The law also provides defences to this charge, and your lawyer will want to know if the material in question was actually not produced with a child involved, but was produced for artistic reasons or for a public benefit – for example to educate students in what child abuse images look like, or a photo of an abused child for a news story. Perhaps you were no more than two years older than the alleged victim child and the act depicted was consensual. Did you take a photo of yourself but not distribute it? Were you ever in the care, supervision or authority of a child aged 16 or 17 who is the alleged victim? Perhaps you were married to the alleged victim or in a domestic relationship or thought you were married or in a domestic relationship with them.
What is not a defence is your opinion of whether or not the material produced was offensive to the reasonable person.
The prosecution must prove:
- The defendant intentionally produced material; and
- The materisl is child abuse material; and
- The defendant knew or probably knew that the material is child abuse material.
The Maximum Penalty
Level 5 imprisonment being a maximum of 10 years.
Where Will My Case Be Heard?
Producing child abuse material cases can only be heard in the County Court or Supreme Court of Victoria.
Questions to Consider
Do you have a defence in relation to the defences and exceptions mentioned above?
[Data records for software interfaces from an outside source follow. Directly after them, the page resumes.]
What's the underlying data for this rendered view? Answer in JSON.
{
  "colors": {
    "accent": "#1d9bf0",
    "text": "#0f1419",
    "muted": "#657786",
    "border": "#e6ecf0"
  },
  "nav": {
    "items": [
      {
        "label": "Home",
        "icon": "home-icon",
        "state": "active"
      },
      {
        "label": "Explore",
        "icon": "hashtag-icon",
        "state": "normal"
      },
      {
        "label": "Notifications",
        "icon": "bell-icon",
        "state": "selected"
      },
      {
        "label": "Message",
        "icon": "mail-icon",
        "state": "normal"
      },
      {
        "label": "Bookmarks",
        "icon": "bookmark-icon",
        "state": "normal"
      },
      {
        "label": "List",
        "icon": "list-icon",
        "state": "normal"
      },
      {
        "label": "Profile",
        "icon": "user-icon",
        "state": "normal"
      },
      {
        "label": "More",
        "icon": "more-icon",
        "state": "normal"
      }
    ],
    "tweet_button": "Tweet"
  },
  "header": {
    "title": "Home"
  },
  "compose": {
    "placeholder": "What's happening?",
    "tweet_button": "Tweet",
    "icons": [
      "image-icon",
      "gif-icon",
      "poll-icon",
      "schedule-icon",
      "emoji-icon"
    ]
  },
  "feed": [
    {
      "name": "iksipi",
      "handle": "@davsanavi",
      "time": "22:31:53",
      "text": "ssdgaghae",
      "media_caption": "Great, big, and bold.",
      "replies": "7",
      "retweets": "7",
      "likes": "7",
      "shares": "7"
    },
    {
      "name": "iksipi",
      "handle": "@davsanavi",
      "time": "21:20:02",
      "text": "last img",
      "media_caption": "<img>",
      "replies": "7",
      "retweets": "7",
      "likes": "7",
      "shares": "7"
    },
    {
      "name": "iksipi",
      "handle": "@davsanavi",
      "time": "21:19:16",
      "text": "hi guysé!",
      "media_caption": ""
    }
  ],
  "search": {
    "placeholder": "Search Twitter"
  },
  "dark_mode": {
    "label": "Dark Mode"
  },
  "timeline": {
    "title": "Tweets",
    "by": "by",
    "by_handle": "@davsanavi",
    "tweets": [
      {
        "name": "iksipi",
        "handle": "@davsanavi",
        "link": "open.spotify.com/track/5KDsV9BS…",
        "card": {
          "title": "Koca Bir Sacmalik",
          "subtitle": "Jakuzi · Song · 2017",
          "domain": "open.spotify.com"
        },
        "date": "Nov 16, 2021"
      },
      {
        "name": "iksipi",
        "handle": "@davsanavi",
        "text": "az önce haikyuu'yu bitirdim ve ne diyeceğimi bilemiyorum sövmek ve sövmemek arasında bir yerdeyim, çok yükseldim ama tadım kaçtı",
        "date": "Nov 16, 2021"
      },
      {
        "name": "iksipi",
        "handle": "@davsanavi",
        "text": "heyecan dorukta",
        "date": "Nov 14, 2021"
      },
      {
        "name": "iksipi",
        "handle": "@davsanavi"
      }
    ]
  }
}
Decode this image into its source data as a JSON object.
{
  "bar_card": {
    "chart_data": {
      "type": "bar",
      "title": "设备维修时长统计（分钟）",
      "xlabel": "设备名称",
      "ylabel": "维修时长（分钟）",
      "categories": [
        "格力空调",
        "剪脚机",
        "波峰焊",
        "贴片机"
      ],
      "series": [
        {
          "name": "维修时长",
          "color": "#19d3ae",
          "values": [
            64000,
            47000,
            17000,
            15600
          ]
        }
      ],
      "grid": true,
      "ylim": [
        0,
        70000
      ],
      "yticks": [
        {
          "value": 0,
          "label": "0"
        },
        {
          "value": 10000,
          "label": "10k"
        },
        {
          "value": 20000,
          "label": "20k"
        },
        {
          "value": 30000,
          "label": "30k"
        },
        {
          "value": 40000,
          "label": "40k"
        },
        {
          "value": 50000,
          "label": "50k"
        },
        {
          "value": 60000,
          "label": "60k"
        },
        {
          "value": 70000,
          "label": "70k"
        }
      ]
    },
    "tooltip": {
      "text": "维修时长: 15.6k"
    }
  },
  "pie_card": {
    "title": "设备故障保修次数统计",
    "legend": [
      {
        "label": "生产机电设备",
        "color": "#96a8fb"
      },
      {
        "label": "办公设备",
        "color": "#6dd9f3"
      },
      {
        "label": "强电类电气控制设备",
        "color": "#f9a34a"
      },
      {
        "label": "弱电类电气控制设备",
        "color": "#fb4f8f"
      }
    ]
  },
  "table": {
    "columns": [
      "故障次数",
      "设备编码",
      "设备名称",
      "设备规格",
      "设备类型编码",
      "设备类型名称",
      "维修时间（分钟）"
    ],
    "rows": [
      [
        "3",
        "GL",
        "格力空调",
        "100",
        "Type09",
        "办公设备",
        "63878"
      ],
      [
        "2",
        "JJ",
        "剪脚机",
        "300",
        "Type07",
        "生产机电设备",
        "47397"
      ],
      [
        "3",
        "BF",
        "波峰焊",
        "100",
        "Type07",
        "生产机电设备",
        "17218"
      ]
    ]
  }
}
Did you produce child abuse material at all? If you are planning to plead guilty, what can you do to try to minimise your sentence?
What to do Next?
Any criminal charge is complex, but the many circumstantial variations on what constitutes this charge means that you really need the advice of an expert to help you best sort out your defence.
If you have been charged with involving a child in the production of child abuse material, then you should call us right away to make an appointment. 03 8644 7320
Specialist Sex Offence Lawyers Melbourne
Don’t leave it to the last minute, give yourself time to prepare.
CRIMES ACT 1958 – SECT 51C
Section 51C Producing child abuse material
(1) A person (A) commits an offence if—
(a) A intentionally produces material; and
(b) the material is child abuse material; and
(c) A knows that the material is, or probably is, child abuse material.
(2) A person who commits an offence against subsection (1) is liable to level 5 imprisonment (10 years maximum).
(3) For the purposes of subsection (1), the ways in which material is produced may include—
(a) filming, printing, photographing, recording, writing, drawing or otherwise generating material; or
(b) altering or manipulating material; or
(c) reproducing or copying material.
1 Exceptions apply to this offence—see sections 51J, 51K and 51M.
2 Defences apply to this offence—see sections 51L, 51N, 51O, 51P, 51Q and 51R.
3 A mistaken but honest and reasonable belief that reasonable persons would not regard the child abuse material as offensive is not a defence to this offence—see section 51U.